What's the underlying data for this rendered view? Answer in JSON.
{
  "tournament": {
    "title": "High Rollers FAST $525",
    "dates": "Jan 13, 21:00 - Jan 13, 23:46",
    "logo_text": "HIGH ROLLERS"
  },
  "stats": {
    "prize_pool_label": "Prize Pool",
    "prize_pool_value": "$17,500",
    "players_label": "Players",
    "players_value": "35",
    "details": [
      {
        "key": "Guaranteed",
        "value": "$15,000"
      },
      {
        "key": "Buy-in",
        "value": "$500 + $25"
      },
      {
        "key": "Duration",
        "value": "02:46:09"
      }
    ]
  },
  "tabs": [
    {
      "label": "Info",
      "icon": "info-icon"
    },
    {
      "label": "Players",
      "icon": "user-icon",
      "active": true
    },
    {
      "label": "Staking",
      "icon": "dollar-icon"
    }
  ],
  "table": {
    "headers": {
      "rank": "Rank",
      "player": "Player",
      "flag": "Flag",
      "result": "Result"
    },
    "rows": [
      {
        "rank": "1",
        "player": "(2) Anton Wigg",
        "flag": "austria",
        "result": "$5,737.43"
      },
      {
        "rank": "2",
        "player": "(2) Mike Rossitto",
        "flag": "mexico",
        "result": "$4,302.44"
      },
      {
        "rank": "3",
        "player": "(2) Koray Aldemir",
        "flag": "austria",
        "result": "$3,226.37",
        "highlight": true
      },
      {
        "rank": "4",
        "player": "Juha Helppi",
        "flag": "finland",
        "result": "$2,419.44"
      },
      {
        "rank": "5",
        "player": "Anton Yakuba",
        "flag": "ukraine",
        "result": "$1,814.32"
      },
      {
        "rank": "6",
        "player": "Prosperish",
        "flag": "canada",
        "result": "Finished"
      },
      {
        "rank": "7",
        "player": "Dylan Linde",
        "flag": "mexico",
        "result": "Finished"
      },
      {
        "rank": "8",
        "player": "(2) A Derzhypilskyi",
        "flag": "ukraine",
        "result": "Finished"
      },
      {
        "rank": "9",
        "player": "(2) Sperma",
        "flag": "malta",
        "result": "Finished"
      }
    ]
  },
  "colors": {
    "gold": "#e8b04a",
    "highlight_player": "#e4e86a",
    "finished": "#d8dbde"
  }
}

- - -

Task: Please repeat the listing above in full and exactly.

Finished task:
What's the underlying data for this rendered view? Answer in JSON.
{
  "tournament": {
    "title": "High Rollers FAST $525",
    "dates": "Jan 13, 21:00 - Jan 13, 23:46",
    "logo_text": "HIGH ROLLERS"
  },
  "stats": {
    "prize_pool_label": "Prize Pool",
    "prize_pool_value": "$17,500",
    "players_label": "Players",
    "players_value": "35",
    "details": [
      {
        "key": "Guaranteed",
        "value": "$15,000"
      },
      {
        "key": "Buy-in",
        "value": "$500 + $25"
      },
      {
        "key": "Duration",
        "value": "02:46:09"
      }
    ]
  },
  "tabs": [
    {
      "label": "Info",
      "icon": "info-icon"
    },
    {
      "label": "Players",
      "icon": "user-icon",
      "active": true
    },
    {
      "label": "Staking",
      "icon": "dollar-icon"
    }
  ],
  "table": {
    "headers": {
      "rank": "Rank",
      "player": "Player",
      "flag": "Flag",
      "result": "Result"
    },
    "rows": [
      {
        "rank": "1",
        "player": "(2) Anton Wigg",
        "flag": "austria",
        "result": "$5,737.43"
      },
      {
        "rank": "2",
        "player": "(2) Mike Rossitto",
        "flag": "mexico",
        "result": "$4,302.44"
      },
      {
        "rank": "3",
        "player": "(2) Koray Aldemir",
        "flag": "austria",
        "result": "$3,226.37",
        "highlight": true
      },
      {
        "rank": "4",
        "player": "Juha Helppi",
        "flag": "finland",
        "result": "$2,419.44"
      },
      {
        "rank": "5",
        "player": "Anton Yakuba",
        "flag": "ukraine",
        "result": "$1,814.32"
      },
      {
        "rank": "6",
        "player": "Prosperish",
        "flag": "canada",
        "result": "Finished"
      },
      {
        "rank": "7",
        "player": "Dylan Linde",
        "flag": "mexico",
        "result": "Finished"
      },
      {
        "rank": "8",
        "player": "(2) A Derzhypilskyi",
        "flag": "ukraine",
        "result": "Finished"
      },
      {
        "rank": "9",
        "player": "(2) Sperma",
        "flag": "malta",
        "result": "Finished"
      }
    ]
  },
  "colors": {
    "gold": "#e8b04a",
    "highlight_player": "#e4e86a",
    "finished": "#d8dbde"
  }
}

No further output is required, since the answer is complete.